13 April 2009

03 April 2009

Frank Lloyd Wright's Kraus House

Lecture: Anthony Alofsin
Date: Friday 3 April 3 2009 at 7pm.
Location: Saint Louis Art Museum Auditorium

Anthony Alofsin will speak about "Frank Lloyd Wright, St. Louis and Organic Architecture."

Dr. Alofsin is internationally recognized as one of the world’s leading authorities on the architecture of Frank Lloyd Wright and as an expert on modern architecture. In 2006, Alofsin received the Wright Spirit Award from the Frank Lloyd Wright Building Conservancy. The highest honor given by the Conservancy, the award recognized Dr. Alofsin’s significant contributions to the study of Frank Lloyd Wright as a scholar, educator, author and curator.

The lecture is sponsored by The Frank Lloyd Wright House in Ebsworth Park.

The lecture is free and open to the public.

Below are additional photographs of the house by this blog's author Andrew Raimist, AIA. Clicking on the image will take you to the Flickr page with a larger image.

Light streaming into the house through the glass doors created by Mr. Russell Kraus. The hexagonal tables and stools can be moved at will and used independently or joined in various combinations. The interior furnishings were created by Kraus following Frank Lloyd Wright plans.

The interior details, furnishings, joints in the red concrete floor all work with the angular nature of the entire house. Few true right angles exist in the composition. Where they occur it seems that they have insisted upon themselves to the chagrin of the architect who seems to imagine a new conception of spatial experience by using such an unusual geometry.

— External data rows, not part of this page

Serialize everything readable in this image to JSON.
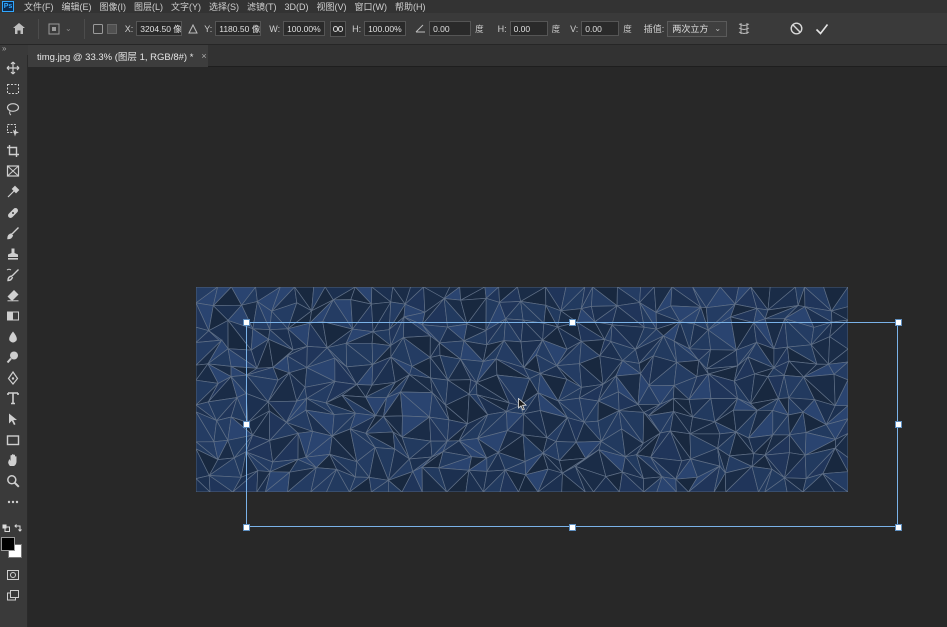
{
  "app": {
    "logo_text": "Ps"
  },
  "menu": [
    "文件(F)",
    "编辑(E)",
    "图像(I)",
    "图层(L)",
    "文字(Y)",
    "选择(S)",
    "滤镜(T)",
    "3D(D)",
    "视图(V)",
    "窗口(W)",
    "帮助(H)"
  ],
  "options": {
    "x_label": "X:",
    "x_value": "3204.50 像",
    "y_label": "Y:",
    "y_value": "1180.50 像",
    "w_label": "W:",
    "w_value": "100.00%",
    "h_label": "H:",
    "h_value": "100.00%",
    "angle_value": "0.00",
    "angle_unit": "度",
    "hskew_label": "H:",
    "hskew_value": "0.00",
    "hskew_unit": "度",
    "vskew_label": "V:",
    "vskew_value": "0.00",
    "vskew_unit": "度",
    "interp_label": "插值:",
    "interp_value": "两次立方"
  },
  "panel_collapse": "»",
  "document": {
    "tab_title": "timg.jpg @ 33.3% (图层 1, RGB/8#) *",
    "close_glyph": "×"
  },
  "tools": [
    "move-tool",
    "marquee-tool",
    "lasso-tool",
    "object-select-tool",
    "crop-tool",
    "frame-tool",
    "eyedropper-tool",
    "healing-tool",
    "brush-tool",
    "stamp-tool",
    "history-brush-tool",
    "eraser-tool",
    "gradient-tool",
    "blur-tool",
    "dodge-tool",
    "pen-tool",
    "type-tool",
    "path-select-tool",
    "rectangle-tool",
    "hand-tool",
    "zoom-tool",
    "more-tools"
  ],
  "colors": {
    "foreground": "#000000",
    "background": "#ffffff",
    "accent": "#7ab2e8",
    "image_base": "#1d2f4a"
  }
}
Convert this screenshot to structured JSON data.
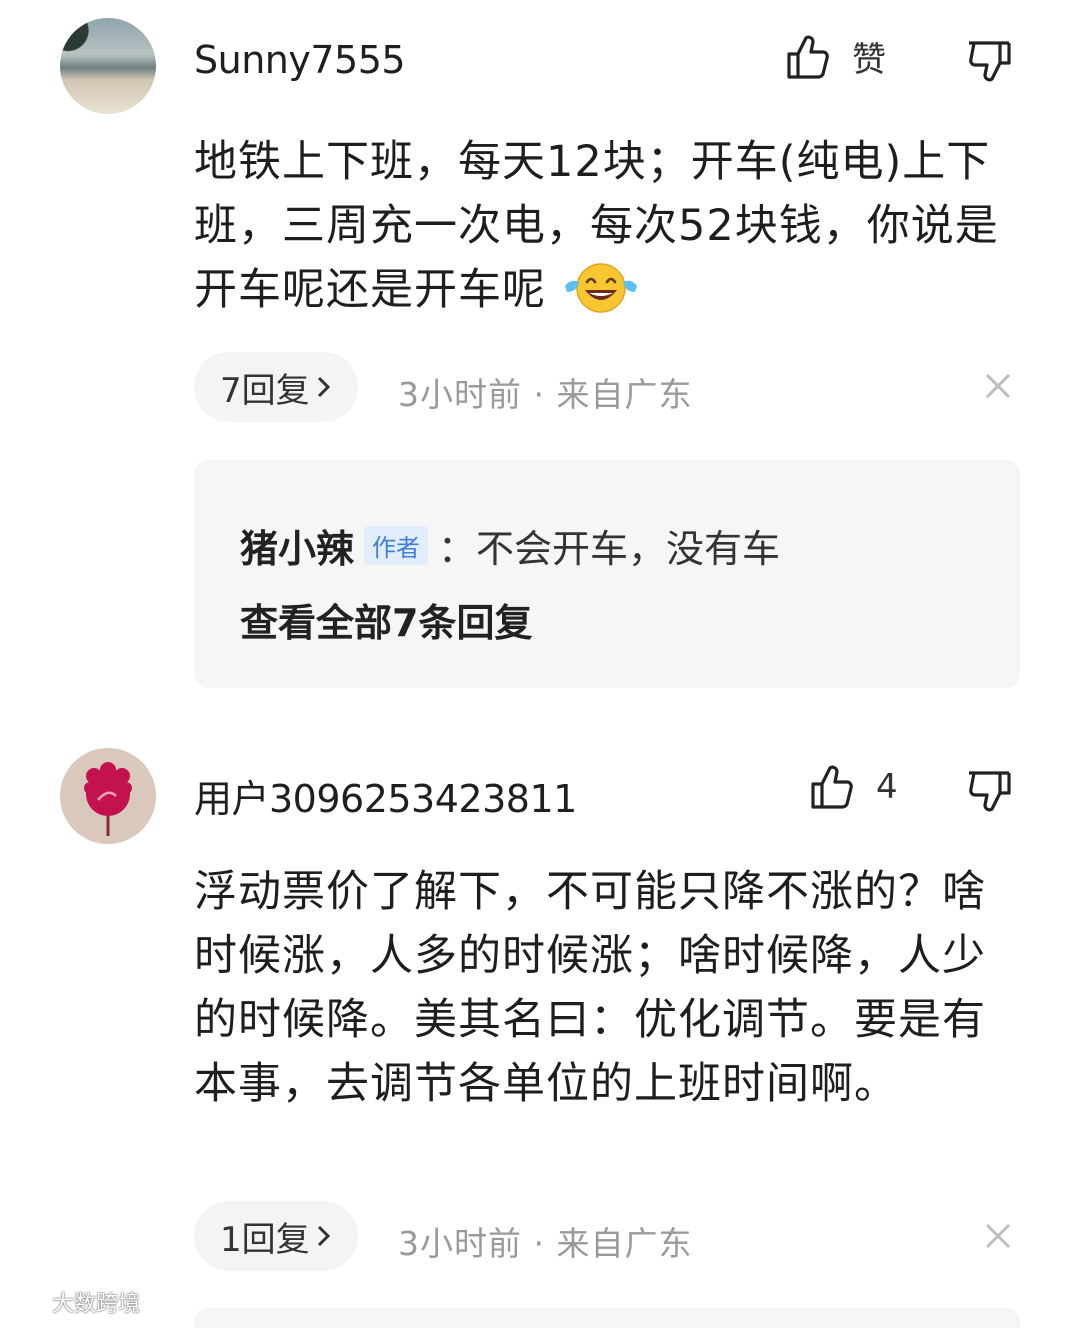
{
  "comments": [
    {
      "username": "Sunny7555",
      "like_label": "赞",
      "text": "地铁上下班，每天12块；开车(纯电)上下班，三周充一次电，每次52块钱，你说是开车呢还是开车呢",
      "emoji": "laughing-with-tears-emoji",
      "reply_count_label": "7回复",
      "meta": "3小时前 · 来自广东",
      "reply_preview": {
        "author": "猪小辣",
        "badge": "作者",
        "text": "：不会开车，没有车",
        "view_all": "查看全部7条回复"
      }
    },
    {
      "username": "用户3096253423811",
      "like_label": "4",
      "text": "浮动票价了解下，不可能只降不涨的？啥时候涨，人多的时候涨；啥时候降，人少的时候降。美其名曰：优化调节。要是有本事，去调节各单位的上班时间啊。",
      "reply_count_label": "1回复",
      "meta": "3小时前 · 来自广东"
    }
  ],
  "watermark": "大数跨境",
  "icons": {
    "like": "thumbs-up-icon",
    "dislike": "thumbs-down-icon",
    "close": "close-icon",
    "chevron": "chevron-right-icon"
  }
}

The character of the house is particularly strongly evident because the limited floor space of contained makes it impossible to get much distance from the walls, steps, shelves, and other elements that make up the planes and surfaces defining those spaces.

The floor plan reveals the manner in which Wright used the parallelogram as the basis for his spatial grid. This geometry was carried through the house design down into its details including beds, showers, cabinets, and furnishings. It creates some wonderful and perplexing moments. At times however, the practicality and logic of such adherence to this acute angle must be questioned. The reddish tone on the plan (added by Raimist) indicates the actual interior spaces; Wright made extensive use of outdoor space, integrating it into the composition in a powerful manner and providing a clear distinction between "the house" and "nature". While inside and outside may blur through the continuity of form and material, the fortress-like nature of the overall plan sharply defines the defensive perimeter.

The house presents a fortress-like facade to visitors arriving by car or on foot. While on a relatively steep incline, you look upward through the stand of trees at this large solid brick wall with its angular protrusions. For some, it might bring to mind the defensive walls of a Medieval fortress.

The apex of one of the brick masonry retaining walls are a distinctive feature of the house. The final brick at the tip of the apex corresponds to the geometry of the 40 degree parallelogram on which the house plan was based.

A closer view of the brick wall reveals one of Wright's trademark details: raking the horizontal joints to emphasize the horizontality of the overall composition and grounding these walls in the landscape with a sense of mass and weight. In this case, the mortar was selected to match the brick, creating a monolithic effect somewhat different from his earlier designs for the Dana-Thomas House in Springfield and the Robie House in Chicago. In each of these cases, the horizontal mortar joints are continuous and the vertical joints are colored to blend with the bricks themselves resulting in a striking graphic presence.

The sharp point of the roof overhang along with the butt-glazed miter detail in the window emphasizes the extent of the cantilever and creates the sense of a look-out point set high up in the wall. From the interior, the view is expansive and open in a way hard to foresee from its exterior composition.

Photographs by Andrew Raimist, AIA. Floor plan derived from image on the EbsworthPark.org website.